The federal government has been criticized, in some quarters, for the recent sacking of 16,ooo doctors on its employ who have been on a nationwide strike since July 1, this year. Their dismissal, personally ordered by President Goodluck Jonathan, came after talks to agree terms with the striking doctors under the aegis of the Nigeria Medical Association (NMA) collapsed). Besides, the government announced it was ending the residency training of doctors. Much of the criticism, surprisingly, has come from the striking doctors themselves who had vowed to risk the sack if it came to that.
The doctors advanced over 20 reasons for embarking on the strike which, tragically, came at the same time as Nigeria recorded its first fatalities from the deadly Ebola Virus Disease (EVD), necessitating the government to declare an Ebola Emergency and a N1.9bn contingency budget towards its containment. The reasons for the strike, as given by the NMA in a June 11 open letter to the Secretary to the Government of the Federation (SGF), were 24 in number. Entitled “Facing the Challenges in the Health Sector”, the reasons centred on mainly self- interest. These included the implementation of a January 3, 2014 circular on pay increase and the payment of 22-month pay arrears as well as an increase in doctors’ salaries.
Others were: “correction of entry point of a health officer to CONMESS 1 Step 4 as originally contained in MSS/ MSSS while the Registrar/ Medical officer is moved to CONMESS 3 Step 3; call duty allowance for Honorary Consultants should be increased by 90 per cent; an adjustment in the specialist allowance as contained in the 2009 collective bargaining agreement; all doctors on CONMESS 3 and above must be paid specialist allowance or its equivalent, not less than 50 per cent higher than what is paid to other health workers.
“Hazard allowance for medical doctors must be at least N100, 000 per month. The hazard allowance for medical doctors is said to be at N5, 000 per month presently; immediate release of the circular on rural posting, teaching and other allowances which must include house officers; and an immediate withdrawal of a circular by the Central Bank of Nigeria, CBN authorizing Medical Laboratory Science Council of Nigeria, MLSCN to approve licenses for importation of In-Vitro Diagnostics, IVDs.”

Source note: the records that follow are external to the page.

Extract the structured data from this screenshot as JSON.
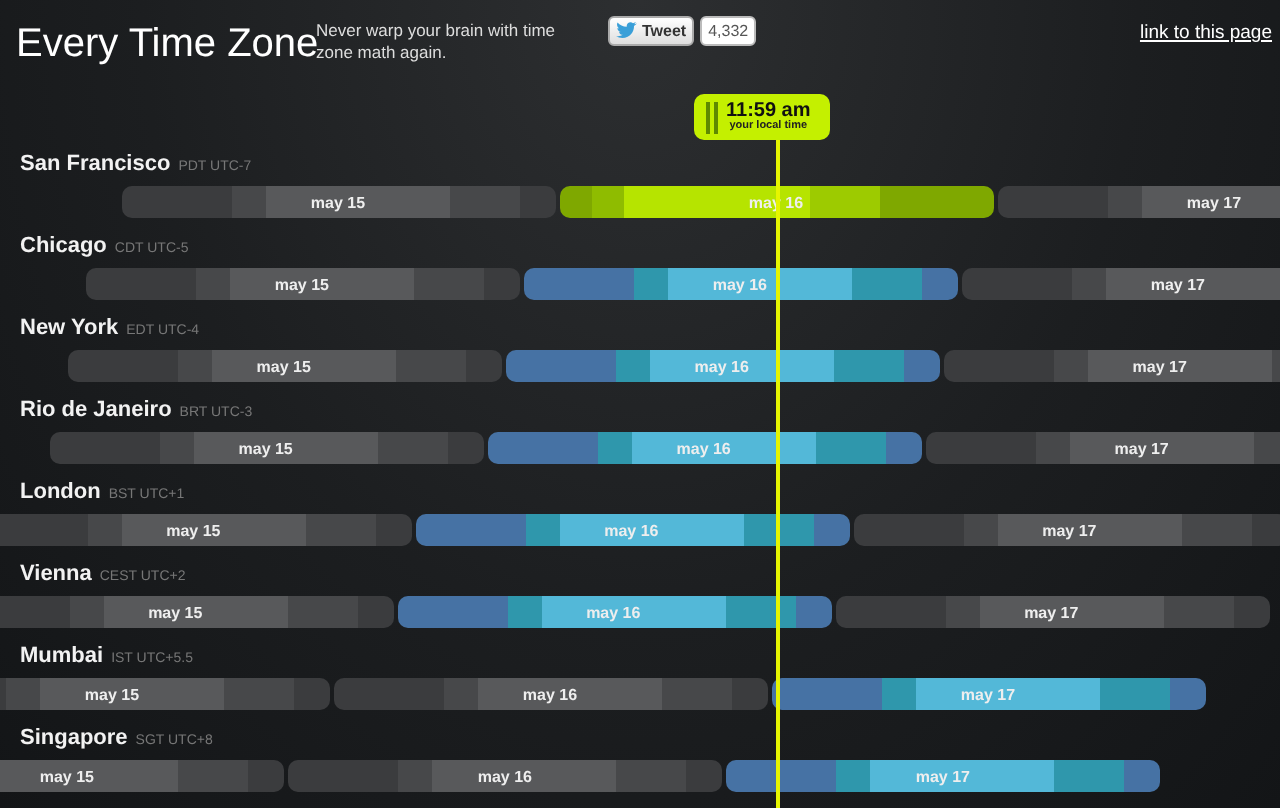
{
  "header": {
    "title": "Every Time Zone",
    "tagline": "Never warp your brain with time zone math again.",
    "tweet_button": "Tweet",
    "tweet_count": "4,332",
    "link": "link to this page"
  },
  "now": {
    "time": "11:59 am",
    "caption": "your local time"
  },
  "rows": [
    {
      "city": "San Francisco",
      "zone": "PDT UTC-7",
      "days": [
        {
          "label": "may 15",
          "kind": "other"
        },
        {
          "label": "may 16",
          "kind": "local"
        },
        {
          "label": "may 17",
          "kind": "other"
        }
      ]
    },
    {
      "city": "Chicago",
      "zone": "CDT UTC-5",
      "days": [
        {
          "label": "may 15",
          "kind": "other"
        },
        {
          "label": "may 16",
          "kind": "current"
        },
        {
          "label": "may 17",
          "kind": "other"
        }
      ]
    },
    {
      "city": "New York",
      "zone": "EDT UTC-4",
      "days": [
        {
          "label": "may 15",
          "kind": "other"
        },
        {
          "label": "may 16",
          "kind": "current"
        },
        {
          "label": "may 17",
          "kind": "other"
        }
      ]
    },
    {
      "city": "Rio de Janeiro",
      "zone": "BRT UTC-3",
      "days": [
        {
          "label": "may 15",
          "kind": "other"
        },
        {
          "label": "may 16",
          "kind": "current"
        },
        {
          "label": "may 17",
          "kind": "other"
        }
      ]
    },
    {
      "city": "London",
      "zone": "BST UTC+1",
      "days": [
        {
          "label": "may 15",
          "kind": "other"
        },
        {
          "label": "may 16",
          "kind": "current"
        },
        {
          "label": "may 17",
          "kind": "other"
        }
      ]
    },
    {
      "city": "Vienna",
      "zone": "CEST UTC+2",
      "days": [
        {
          "label": "may 15",
          "kind": "other"
        },
        {
          "label": "may 16",
          "kind": "current"
        },
        {
          "label": "may 17",
          "kind": "other"
        }
      ]
    },
    {
      "city": "Mumbai",
      "zone": "IST UTC+5.5",
      "days": [
        {
          "label": "may 15",
          "kind": "other"
        },
        {
          "label": "may 16",
          "kind": "other"
        },
        {
          "label": "may 17",
          "kind": "current"
        }
      ]
    },
    {
      "city": "Singapore",
      "zone": "SGT UTC+8",
      "days": [
        {
          "label": "may 15",
          "kind": "other"
        },
        {
          "label": "may 16",
          "kind": "other"
        },
        {
          "label": "may 17",
          "kind": "current"
        }
      ]
    }
  ]
}
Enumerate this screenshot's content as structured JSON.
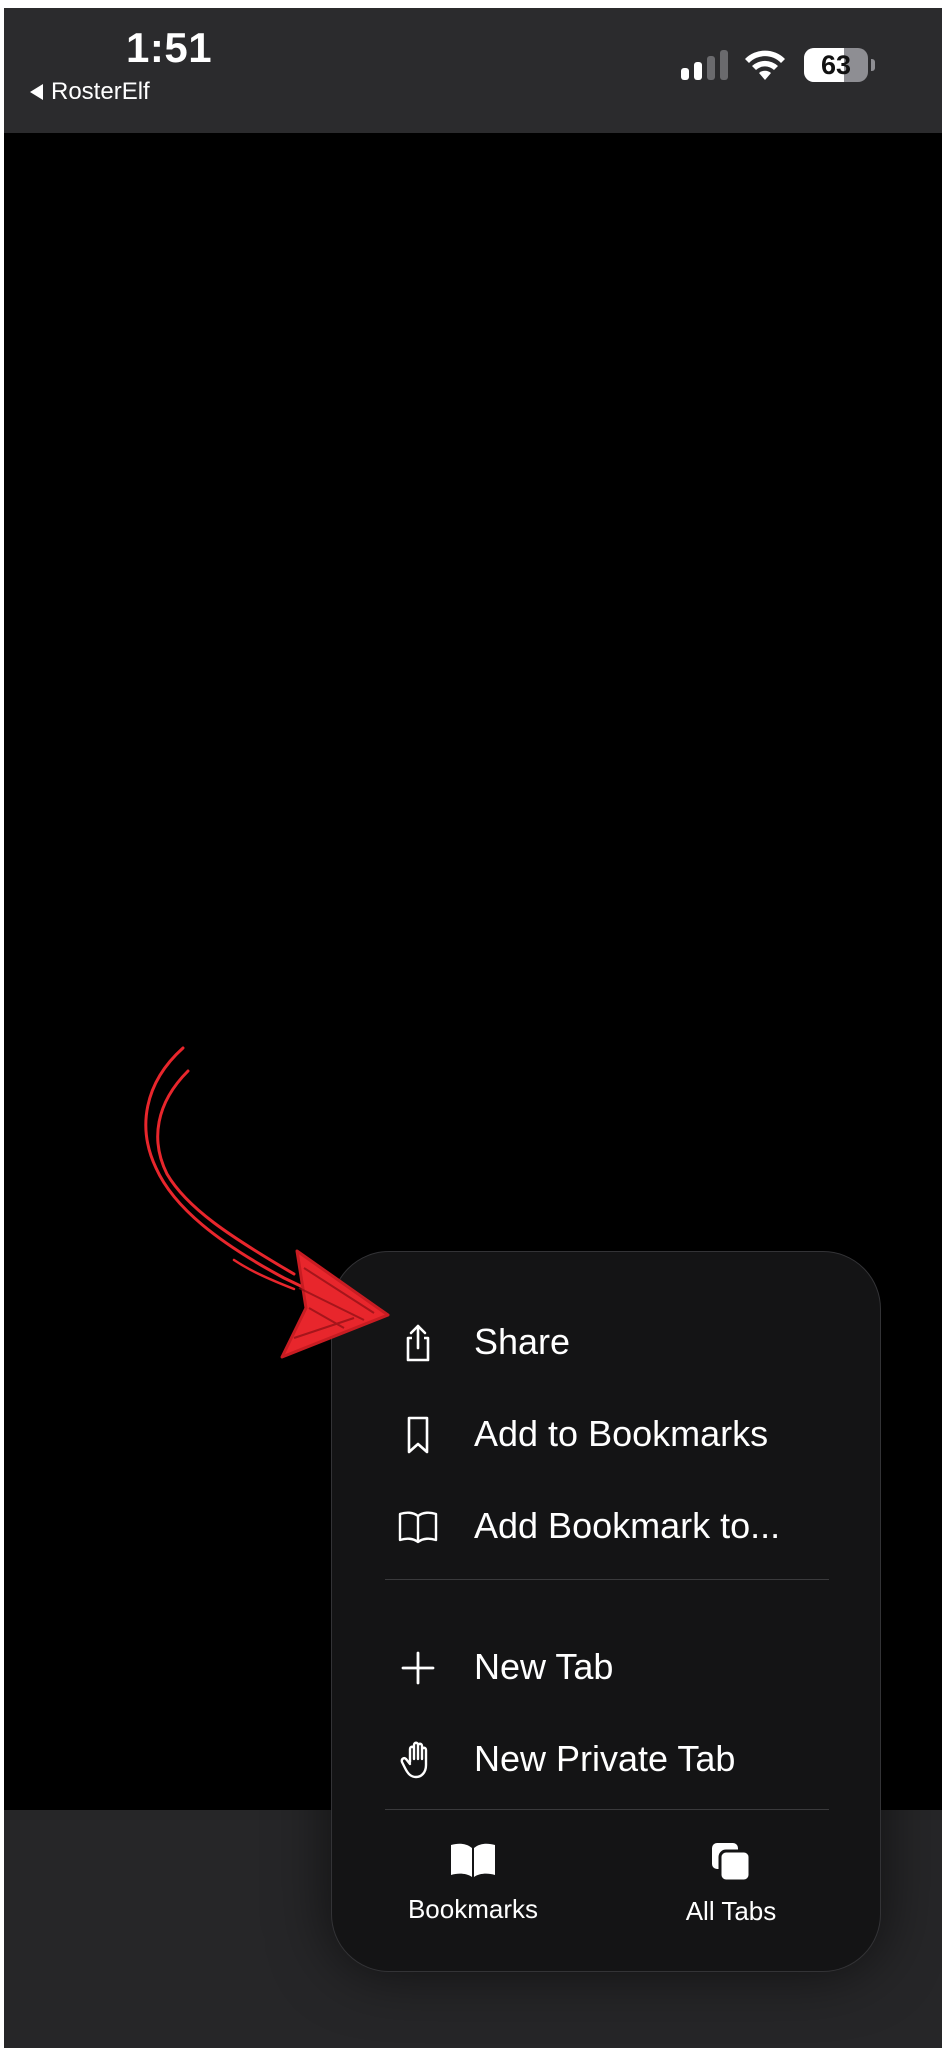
{
  "status_bar": {
    "time": "1:51",
    "back_app": "RosterElf",
    "battery_level": 63,
    "signal_bars_active": 2,
    "signal_bars_total": 4
  },
  "menu": {
    "items": [
      {
        "label": "Share",
        "icon": "share-icon"
      },
      {
        "label": "Add to Bookmarks",
        "icon": "bookmark-icon"
      },
      {
        "label": "Add Bookmark to...",
        "icon": "book-open-icon"
      },
      {
        "label": "New Tab",
        "icon": "plus-icon"
      },
      {
        "label": "New Private Tab",
        "icon": "hand-icon"
      }
    ],
    "bottom_buttons": [
      {
        "label": "Bookmarks",
        "icon": "bookmarks-book-icon"
      },
      {
        "label": "All Tabs",
        "icon": "tabs-icon"
      }
    ]
  },
  "colors": {
    "annotation": "#e8262c",
    "status_bar_bg": "#2b2b2d",
    "menu_bg": "#141415"
  }
}
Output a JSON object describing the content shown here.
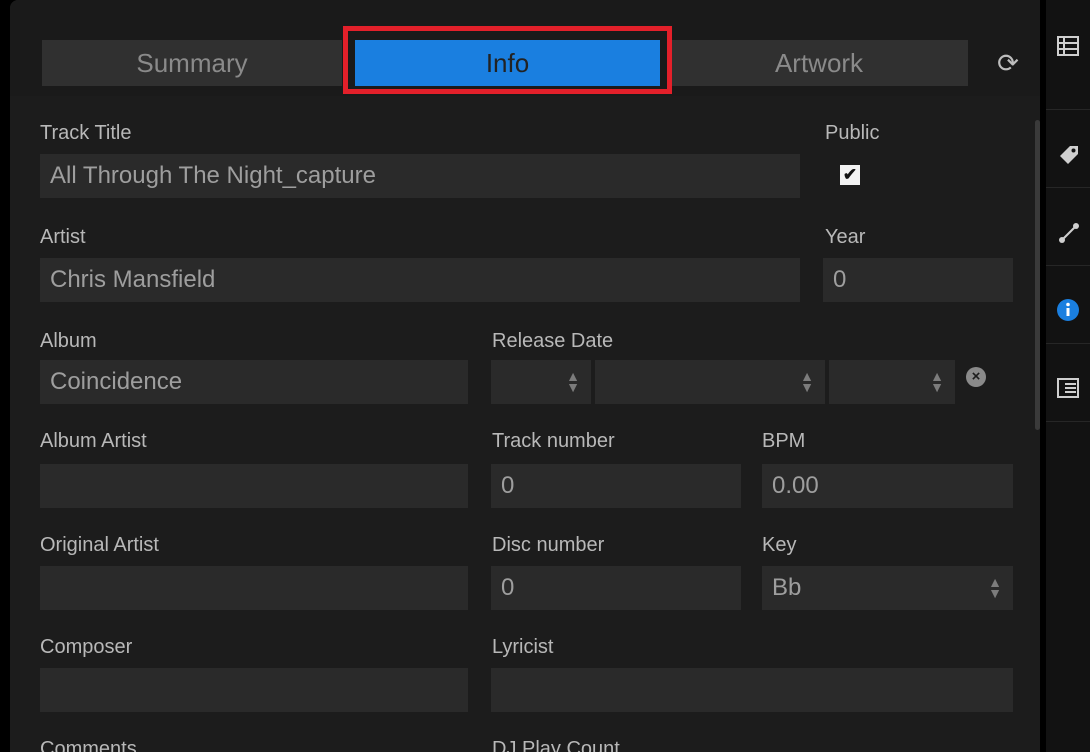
{
  "tabs": {
    "summary": "Summary",
    "info": "Info",
    "artwork": "Artwork"
  },
  "icons": {
    "sync": "sync-icon",
    "list": "list-icon",
    "tag": "tag-icon",
    "share": "share-icon",
    "info": "info-icon",
    "details": "details-icon"
  },
  "colors": {
    "active_tab": "#1a7fe0",
    "highlight_border": "#e3202a",
    "info_icon": "#1a7fe0"
  },
  "form": {
    "track_title": {
      "label": "Track Title",
      "value": "All Through The Night_capture"
    },
    "public": {
      "label": "Public",
      "checked": true,
      "mark": "✔"
    },
    "artist": {
      "label": "Artist",
      "value": "Chris Mansfield"
    },
    "year": {
      "label": "Year",
      "value": "0"
    },
    "album": {
      "label": "Album",
      "value": "Coincidence"
    },
    "release_date": {
      "label": "Release Date",
      "day": "",
      "month": "",
      "year": ""
    },
    "album_artist": {
      "label": "Album Artist",
      "value": ""
    },
    "track_number": {
      "label": "Track number",
      "value": "0"
    },
    "bpm": {
      "label": "BPM",
      "value": "0.00"
    },
    "original_artist": {
      "label": "Original Artist",
      "value": ""
    },
    "disc_number": {
      "label": "Disc number",
      "value": "0"
    },
    "key": {
      "label": "Key",
      "value": "Bb"
    },
    "composer": {
      "label": "Composer",
      "value": ""
    },
    "lyricist": {
      "label": "Lyricist",
      "value": ""
    },
    "comments": {
      "label": "Comments"
    },
    "dj_play_count": {
      "label": "DJ Play Count"
    }
  }
}
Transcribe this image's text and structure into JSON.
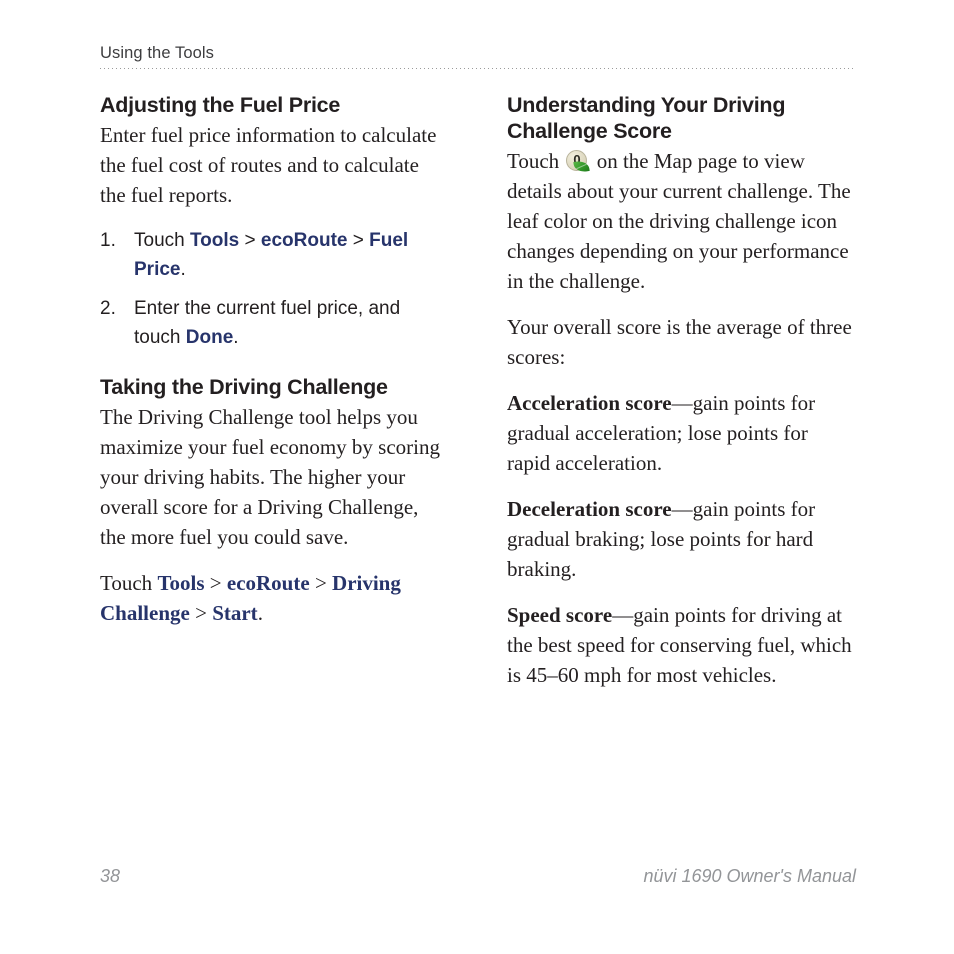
{
  "header": {
    "running_head": "Using the Tools"
  },
  "left_column": {
    "section1": {
      "heading": "Adjusting the Fuel Price",
      "intro": "Enter fuel price information to calculate the fuel cost of routes and to calculate the fuel reports.",
      "steps": [
        {
          "number": "1.",
          "prefix": "Touch ",
          "parts": [
            "Tools",
            " > ",
            "ecoRoute",
            " > ",
            "Fuel Price"
          ],
          "suffix": "."
        },
        {
          "number": "2.",
          "prefix": "Enter the current fuel price, and touch ",
          "parts": [
            "Done"
          ],
          "suffix": "."
        }
      ]
    },
    "section2": {
      "heading": "Taking the Driving Challenge",
      "intro": "The Driving Challenge tool helps you maximize your fuel economy by scoring your driving habits. The higher your overall score for a Driving Challenge, the more fuel you could save.",
      "path_sentence": {
        "prefix": "Touch ",
        "item1": "Tools",
        "sep1": " > ",
        "item2": "ecoRoute",
        "sep2": " > ",
        "item3": "Driving Challenge",
        "sep3": " > ",
        "item4": "Start",
        "suffix": "."
      }
    }
  },
  "right_column": {
    "heading": "Understanding Your Driving Challenge Score",
    "intro_before_icon": "Touch ",
    "icon": {
      "name": "driving-challenge-icon",
      "digit": "0",
      "disc_color": "#e4dfc8",
      "leaf_color": "#35992b"
    },
    "intro_after_icon": " on the Map page to view details about your current challenge. The leaf color on the driving challenge icon changes depending on your performance in the challenge.",
    "overall": "Your overall score is the average of three scores:",
    "scores": [
      {
        "label": "Acceleration score",
        "text": "—gain points for gradual acceleration; lose points for rapid acceleration."
      },
      {
        "label": "Deceleration score",
        "text": "—gain points for gradual braking; lose points for hard braking."
      },
      {
        "label": "Speed score",
        "text": "—gain points for driving at the best speed for conserving fuel, which is 45–60 mph for most vehicles."
      }
    ]
  },
  "footer": {
    "page_number": "38",
    "manual_title": "nüvi 1690 Owner's Manual"
  },
  "colors": {
    "ui_link_navy": "#27346b",
    "body_text": "#231f20",
    "footer_gray": "#939598",
    "rule_gray": "#9a9a9a"
  }
}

It is, therefore, understandable why the strike received little public support. It is all about the doctors’ welfare improvement and little said about the “challenges in the health sector”. Not that the government is faultless. Indeed, its funding of the health sector has been dwindling over the years. Over 20 years after late Head of State, Gen. Sani Abacha, in a coup broadcast described public hospitals as no more than “consulting clinics”, the situation has not improved at all. Poor funding led to another problem: the burgeoning of private practice. This, in turn, led to theft of public hospital drugs, equipment and other supplies by government-employed senior doctors.
But the point at which the doctors finally lost the battle of wits against the government was in July when the “importation” of Ebola into this country was announced by the government which appealed passionately to the striking doctors to suspend the industrial action and enlist in the national campaign to contain the epidemic. The doctors’ adamancy so embarrassed the NMApresident, Dr. Kayode Obembe, that, on August 9, he tendered his resignation. He described a continuation of the strike as a “deception” that did not sit well with “my integrity and honour”.
This said, we do believe the federal government, having won the battle for the minds of most Nigerians, should have stopped there. Dismissing the doctors, stopping their pay and terminating residency training was wrong. Two wrongs do not make a right, they say. Dialogue with the doctors should be restarted to bring them all on board in the fight against Ebola which, the WHO has warned, might take another six months to contain.